What to produce
Where in the data below does the word "heading" appear? Copy every line that has it.

[Web page and app entries]
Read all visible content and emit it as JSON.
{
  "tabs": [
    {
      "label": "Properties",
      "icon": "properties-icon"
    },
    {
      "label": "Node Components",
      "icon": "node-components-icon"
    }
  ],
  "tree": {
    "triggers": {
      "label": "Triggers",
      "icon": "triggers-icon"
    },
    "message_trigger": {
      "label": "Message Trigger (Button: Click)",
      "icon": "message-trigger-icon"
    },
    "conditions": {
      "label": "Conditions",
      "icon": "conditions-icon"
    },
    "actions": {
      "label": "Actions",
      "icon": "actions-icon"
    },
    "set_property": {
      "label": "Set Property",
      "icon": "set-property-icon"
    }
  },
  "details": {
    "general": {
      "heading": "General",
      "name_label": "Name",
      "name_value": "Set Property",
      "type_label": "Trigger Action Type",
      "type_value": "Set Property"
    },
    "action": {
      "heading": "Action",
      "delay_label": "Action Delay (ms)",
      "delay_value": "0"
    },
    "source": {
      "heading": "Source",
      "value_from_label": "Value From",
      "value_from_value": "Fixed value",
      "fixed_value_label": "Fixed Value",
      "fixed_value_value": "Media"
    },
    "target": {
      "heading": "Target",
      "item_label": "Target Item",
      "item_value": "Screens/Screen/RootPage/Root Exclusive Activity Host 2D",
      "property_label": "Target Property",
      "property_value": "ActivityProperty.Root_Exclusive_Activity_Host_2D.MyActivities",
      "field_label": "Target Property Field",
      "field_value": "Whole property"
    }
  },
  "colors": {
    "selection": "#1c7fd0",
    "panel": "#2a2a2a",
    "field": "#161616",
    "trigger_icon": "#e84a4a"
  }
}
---
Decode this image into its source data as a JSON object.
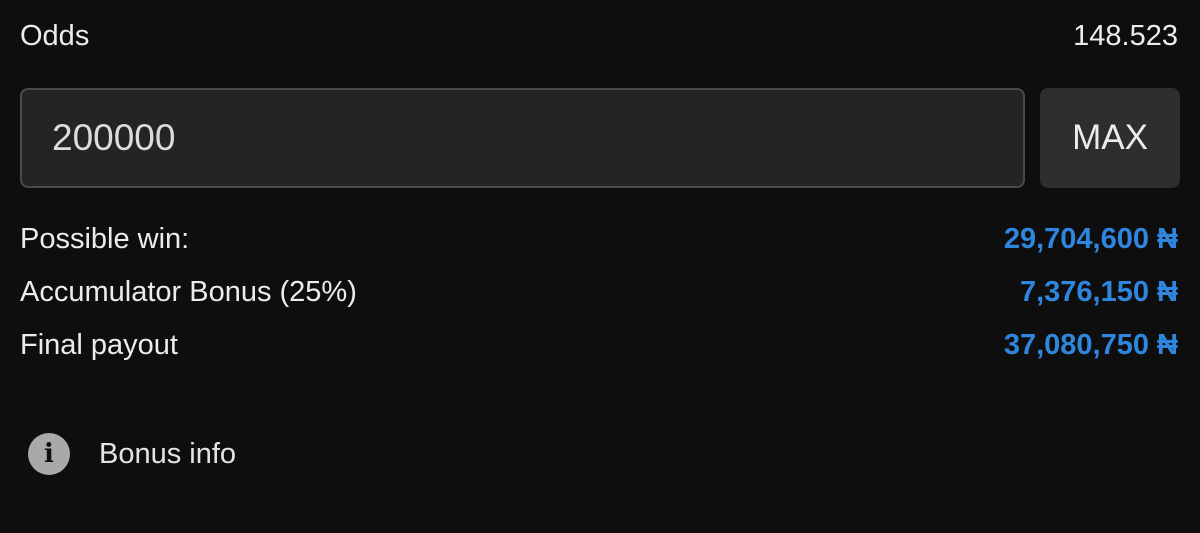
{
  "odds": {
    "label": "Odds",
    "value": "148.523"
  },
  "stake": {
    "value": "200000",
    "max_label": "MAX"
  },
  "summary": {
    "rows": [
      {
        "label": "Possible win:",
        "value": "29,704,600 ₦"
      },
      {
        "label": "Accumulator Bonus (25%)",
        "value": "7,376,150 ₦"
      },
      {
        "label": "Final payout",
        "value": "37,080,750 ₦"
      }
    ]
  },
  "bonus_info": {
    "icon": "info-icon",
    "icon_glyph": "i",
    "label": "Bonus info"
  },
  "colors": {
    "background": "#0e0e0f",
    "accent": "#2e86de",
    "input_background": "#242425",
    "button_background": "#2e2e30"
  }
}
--
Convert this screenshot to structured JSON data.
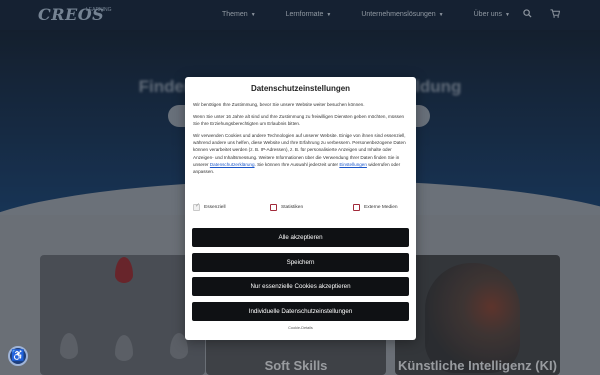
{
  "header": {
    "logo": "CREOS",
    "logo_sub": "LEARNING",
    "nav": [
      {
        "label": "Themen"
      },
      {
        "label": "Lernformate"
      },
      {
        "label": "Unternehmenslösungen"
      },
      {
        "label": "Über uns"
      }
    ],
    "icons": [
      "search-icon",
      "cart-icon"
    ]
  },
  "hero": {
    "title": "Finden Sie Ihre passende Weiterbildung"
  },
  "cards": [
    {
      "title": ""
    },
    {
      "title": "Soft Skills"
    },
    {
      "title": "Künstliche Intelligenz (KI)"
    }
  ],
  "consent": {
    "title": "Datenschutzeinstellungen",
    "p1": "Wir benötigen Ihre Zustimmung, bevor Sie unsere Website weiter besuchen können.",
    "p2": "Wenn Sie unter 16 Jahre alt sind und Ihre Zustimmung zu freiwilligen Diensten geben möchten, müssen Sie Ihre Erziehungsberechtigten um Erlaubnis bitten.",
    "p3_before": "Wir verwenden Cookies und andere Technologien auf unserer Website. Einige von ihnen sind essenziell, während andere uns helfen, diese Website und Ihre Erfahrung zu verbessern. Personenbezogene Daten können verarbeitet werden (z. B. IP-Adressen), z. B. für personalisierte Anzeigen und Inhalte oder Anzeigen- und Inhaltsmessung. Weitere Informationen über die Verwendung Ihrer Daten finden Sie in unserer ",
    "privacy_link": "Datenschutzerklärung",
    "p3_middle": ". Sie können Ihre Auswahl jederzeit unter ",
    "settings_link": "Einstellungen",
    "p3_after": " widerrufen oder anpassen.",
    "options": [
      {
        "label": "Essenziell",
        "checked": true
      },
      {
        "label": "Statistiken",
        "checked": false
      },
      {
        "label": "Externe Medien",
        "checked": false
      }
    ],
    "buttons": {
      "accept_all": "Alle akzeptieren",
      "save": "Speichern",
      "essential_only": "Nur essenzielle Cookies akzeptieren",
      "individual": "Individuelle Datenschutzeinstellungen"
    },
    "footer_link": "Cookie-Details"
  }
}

Solution to this exercise
      "heading": "General",
      "heading": "Action",
      "heading": "Source",
      "heading": "Target",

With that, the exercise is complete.